Stored items from a collection
====

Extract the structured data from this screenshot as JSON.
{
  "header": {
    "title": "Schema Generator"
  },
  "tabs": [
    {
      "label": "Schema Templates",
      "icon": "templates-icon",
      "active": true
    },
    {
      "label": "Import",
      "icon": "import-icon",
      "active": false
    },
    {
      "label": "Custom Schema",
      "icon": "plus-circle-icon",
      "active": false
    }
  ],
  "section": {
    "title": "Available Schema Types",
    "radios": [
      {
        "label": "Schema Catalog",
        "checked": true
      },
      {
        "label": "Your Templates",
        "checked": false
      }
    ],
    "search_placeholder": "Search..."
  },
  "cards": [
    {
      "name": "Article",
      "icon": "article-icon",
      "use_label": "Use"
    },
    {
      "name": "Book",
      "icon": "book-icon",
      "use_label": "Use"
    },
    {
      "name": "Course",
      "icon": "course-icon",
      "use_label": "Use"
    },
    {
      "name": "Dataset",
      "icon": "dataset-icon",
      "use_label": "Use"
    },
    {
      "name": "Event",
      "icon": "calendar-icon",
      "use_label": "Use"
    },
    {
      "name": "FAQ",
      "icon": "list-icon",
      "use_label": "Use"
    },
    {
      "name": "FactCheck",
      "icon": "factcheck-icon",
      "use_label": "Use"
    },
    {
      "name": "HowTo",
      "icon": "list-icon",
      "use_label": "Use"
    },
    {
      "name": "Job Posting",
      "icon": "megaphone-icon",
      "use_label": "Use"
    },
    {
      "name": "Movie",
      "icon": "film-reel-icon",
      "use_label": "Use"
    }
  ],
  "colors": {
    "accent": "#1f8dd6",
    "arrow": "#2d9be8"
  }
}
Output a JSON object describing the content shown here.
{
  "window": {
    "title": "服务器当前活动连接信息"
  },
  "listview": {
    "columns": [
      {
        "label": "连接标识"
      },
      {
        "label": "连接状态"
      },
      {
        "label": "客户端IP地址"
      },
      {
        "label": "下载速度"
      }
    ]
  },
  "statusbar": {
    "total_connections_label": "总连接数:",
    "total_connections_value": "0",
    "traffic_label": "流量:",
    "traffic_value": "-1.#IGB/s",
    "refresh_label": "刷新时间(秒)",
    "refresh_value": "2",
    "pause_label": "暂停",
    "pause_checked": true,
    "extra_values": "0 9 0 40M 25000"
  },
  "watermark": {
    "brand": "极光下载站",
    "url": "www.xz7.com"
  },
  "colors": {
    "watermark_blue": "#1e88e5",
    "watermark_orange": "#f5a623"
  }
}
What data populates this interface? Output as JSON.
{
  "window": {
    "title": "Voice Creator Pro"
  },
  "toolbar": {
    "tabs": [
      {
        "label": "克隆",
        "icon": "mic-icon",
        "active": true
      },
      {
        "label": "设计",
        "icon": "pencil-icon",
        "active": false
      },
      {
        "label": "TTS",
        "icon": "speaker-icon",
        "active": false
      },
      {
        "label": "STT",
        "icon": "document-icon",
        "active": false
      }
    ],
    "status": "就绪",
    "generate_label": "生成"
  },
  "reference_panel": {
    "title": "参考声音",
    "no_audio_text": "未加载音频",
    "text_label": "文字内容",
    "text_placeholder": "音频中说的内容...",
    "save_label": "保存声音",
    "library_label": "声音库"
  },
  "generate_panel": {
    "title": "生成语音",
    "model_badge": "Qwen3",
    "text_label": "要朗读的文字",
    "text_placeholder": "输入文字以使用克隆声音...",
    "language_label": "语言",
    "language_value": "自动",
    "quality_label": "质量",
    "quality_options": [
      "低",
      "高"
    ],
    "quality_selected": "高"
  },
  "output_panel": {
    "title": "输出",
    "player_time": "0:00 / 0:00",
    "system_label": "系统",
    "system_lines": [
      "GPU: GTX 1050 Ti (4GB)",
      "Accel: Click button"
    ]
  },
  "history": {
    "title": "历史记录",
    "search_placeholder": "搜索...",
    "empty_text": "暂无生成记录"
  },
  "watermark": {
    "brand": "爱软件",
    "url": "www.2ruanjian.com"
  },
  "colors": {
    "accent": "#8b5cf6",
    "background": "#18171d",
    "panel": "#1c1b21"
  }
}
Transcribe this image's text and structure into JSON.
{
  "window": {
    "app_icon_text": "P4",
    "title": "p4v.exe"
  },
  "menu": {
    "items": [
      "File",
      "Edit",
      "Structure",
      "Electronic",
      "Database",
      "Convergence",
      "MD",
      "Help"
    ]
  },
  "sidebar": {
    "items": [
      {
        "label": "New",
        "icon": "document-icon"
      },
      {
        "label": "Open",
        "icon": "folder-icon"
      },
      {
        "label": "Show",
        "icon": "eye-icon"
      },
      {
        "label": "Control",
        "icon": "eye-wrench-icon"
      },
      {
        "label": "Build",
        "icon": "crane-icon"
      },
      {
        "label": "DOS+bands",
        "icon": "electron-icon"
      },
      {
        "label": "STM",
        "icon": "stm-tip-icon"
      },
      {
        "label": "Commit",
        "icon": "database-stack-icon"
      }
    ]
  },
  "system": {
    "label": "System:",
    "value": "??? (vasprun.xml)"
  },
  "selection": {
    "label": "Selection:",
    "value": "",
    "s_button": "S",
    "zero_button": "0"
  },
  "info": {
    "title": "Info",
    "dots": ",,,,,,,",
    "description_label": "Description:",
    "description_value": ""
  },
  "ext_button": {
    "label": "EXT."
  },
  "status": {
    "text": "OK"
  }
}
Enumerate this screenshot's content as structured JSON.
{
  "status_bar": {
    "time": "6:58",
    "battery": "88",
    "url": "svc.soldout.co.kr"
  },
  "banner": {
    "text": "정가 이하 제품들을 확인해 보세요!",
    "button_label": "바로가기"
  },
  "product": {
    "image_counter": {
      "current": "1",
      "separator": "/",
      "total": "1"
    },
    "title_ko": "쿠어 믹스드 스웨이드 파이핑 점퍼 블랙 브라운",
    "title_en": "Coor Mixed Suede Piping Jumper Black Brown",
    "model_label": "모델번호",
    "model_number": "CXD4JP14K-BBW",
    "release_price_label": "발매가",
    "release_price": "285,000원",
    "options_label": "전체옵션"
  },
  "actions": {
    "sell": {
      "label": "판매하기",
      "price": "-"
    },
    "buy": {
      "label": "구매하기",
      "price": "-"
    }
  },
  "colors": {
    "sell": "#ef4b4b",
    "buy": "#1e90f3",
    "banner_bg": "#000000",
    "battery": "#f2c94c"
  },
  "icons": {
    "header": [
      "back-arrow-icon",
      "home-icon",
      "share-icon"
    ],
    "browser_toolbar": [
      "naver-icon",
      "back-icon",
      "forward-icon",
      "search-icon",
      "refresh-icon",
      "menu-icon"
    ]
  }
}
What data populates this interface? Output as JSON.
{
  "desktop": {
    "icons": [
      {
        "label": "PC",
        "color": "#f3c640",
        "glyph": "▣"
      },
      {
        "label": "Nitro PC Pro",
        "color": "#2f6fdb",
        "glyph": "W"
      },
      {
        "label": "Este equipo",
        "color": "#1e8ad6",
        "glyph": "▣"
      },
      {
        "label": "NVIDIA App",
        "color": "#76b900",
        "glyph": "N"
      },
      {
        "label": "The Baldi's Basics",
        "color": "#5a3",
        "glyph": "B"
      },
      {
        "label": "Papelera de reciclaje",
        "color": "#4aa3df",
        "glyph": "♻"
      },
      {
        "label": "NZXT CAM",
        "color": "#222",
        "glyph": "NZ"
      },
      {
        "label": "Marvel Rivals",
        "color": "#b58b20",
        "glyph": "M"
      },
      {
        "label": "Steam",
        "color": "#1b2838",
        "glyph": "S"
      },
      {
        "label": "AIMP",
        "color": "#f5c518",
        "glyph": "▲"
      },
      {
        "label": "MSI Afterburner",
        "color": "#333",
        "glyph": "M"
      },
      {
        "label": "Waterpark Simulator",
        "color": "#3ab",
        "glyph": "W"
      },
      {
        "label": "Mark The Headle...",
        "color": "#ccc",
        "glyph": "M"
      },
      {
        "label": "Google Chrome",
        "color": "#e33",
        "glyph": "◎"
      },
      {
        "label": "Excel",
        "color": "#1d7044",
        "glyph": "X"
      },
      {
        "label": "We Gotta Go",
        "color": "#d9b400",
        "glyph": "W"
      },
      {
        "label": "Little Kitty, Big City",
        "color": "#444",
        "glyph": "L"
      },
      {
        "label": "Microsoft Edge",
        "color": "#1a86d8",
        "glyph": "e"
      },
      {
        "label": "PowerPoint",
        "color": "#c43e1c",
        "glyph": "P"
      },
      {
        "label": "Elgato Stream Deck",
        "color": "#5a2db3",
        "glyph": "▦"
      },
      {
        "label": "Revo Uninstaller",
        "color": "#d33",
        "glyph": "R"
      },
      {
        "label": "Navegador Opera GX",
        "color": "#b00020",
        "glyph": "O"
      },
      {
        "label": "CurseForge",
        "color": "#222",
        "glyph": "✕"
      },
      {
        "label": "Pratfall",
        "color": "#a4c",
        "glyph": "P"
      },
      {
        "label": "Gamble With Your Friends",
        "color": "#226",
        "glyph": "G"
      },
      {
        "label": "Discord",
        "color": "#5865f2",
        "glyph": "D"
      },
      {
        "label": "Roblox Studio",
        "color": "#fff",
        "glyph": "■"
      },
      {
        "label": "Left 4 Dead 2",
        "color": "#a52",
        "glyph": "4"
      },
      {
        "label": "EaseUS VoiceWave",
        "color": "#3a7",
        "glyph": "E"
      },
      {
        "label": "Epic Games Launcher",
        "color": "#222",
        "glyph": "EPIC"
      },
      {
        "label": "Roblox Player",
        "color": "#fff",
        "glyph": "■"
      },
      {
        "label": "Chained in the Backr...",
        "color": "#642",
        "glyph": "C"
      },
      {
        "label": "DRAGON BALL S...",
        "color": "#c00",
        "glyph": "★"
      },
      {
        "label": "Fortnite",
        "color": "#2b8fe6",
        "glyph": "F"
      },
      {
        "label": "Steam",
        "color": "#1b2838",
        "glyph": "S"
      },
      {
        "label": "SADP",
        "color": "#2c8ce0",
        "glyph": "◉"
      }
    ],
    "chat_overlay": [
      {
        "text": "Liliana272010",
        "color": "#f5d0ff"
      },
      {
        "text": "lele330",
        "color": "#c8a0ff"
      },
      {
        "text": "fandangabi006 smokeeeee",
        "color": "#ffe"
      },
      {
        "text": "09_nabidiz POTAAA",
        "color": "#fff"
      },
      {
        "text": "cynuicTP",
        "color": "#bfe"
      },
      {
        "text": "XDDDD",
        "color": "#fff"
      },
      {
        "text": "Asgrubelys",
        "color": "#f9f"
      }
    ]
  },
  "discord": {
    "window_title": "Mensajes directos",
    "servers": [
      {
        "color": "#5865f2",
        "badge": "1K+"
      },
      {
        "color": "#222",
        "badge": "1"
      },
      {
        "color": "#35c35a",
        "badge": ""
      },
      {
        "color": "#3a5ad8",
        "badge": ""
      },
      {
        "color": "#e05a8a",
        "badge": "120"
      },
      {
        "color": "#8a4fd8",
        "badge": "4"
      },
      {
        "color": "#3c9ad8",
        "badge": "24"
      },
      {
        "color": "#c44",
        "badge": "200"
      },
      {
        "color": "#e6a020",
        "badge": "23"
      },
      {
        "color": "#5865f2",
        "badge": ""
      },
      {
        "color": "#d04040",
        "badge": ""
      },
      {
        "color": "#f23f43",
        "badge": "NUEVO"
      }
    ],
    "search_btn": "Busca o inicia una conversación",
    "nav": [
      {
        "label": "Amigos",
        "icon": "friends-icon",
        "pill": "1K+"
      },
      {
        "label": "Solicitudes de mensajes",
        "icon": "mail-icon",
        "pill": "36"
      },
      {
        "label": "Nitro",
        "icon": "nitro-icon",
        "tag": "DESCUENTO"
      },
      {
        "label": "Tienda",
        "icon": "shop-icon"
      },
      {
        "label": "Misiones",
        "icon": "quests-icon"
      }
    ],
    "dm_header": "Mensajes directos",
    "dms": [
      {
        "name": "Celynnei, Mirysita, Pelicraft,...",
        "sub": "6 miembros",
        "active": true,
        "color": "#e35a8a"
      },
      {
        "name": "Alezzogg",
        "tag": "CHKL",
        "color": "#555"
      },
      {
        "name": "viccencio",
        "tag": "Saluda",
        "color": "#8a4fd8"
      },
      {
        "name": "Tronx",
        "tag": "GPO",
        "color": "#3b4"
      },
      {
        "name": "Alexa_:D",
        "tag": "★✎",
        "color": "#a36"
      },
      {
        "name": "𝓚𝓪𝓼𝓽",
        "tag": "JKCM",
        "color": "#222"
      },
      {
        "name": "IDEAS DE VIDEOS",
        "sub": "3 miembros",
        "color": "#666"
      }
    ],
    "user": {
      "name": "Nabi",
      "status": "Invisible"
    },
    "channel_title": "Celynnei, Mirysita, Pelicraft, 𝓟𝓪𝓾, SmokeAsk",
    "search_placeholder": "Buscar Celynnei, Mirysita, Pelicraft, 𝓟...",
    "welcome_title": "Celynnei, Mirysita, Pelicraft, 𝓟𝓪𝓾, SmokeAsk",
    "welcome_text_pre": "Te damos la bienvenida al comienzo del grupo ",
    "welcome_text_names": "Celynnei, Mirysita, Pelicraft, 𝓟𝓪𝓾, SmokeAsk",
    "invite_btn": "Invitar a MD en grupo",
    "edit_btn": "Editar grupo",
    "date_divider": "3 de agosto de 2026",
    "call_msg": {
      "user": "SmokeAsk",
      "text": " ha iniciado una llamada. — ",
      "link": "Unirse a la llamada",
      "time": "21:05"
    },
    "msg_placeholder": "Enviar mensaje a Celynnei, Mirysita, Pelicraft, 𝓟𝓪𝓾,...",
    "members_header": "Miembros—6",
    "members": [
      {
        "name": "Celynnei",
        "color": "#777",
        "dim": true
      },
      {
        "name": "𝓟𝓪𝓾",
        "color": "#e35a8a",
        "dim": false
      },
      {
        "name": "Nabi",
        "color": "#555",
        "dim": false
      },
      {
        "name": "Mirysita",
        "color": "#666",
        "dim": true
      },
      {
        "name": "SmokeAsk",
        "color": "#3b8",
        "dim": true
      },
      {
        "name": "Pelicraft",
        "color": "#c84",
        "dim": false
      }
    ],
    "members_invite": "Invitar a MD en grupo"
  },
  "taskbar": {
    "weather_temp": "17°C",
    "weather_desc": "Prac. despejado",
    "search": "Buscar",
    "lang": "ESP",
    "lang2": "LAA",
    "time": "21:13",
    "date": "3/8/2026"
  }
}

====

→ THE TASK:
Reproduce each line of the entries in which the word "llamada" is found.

→ EXERCISE OUTPUT:
      "text": " ha iniciado una llamada. — ",
      "link": "Unirse a la llamada",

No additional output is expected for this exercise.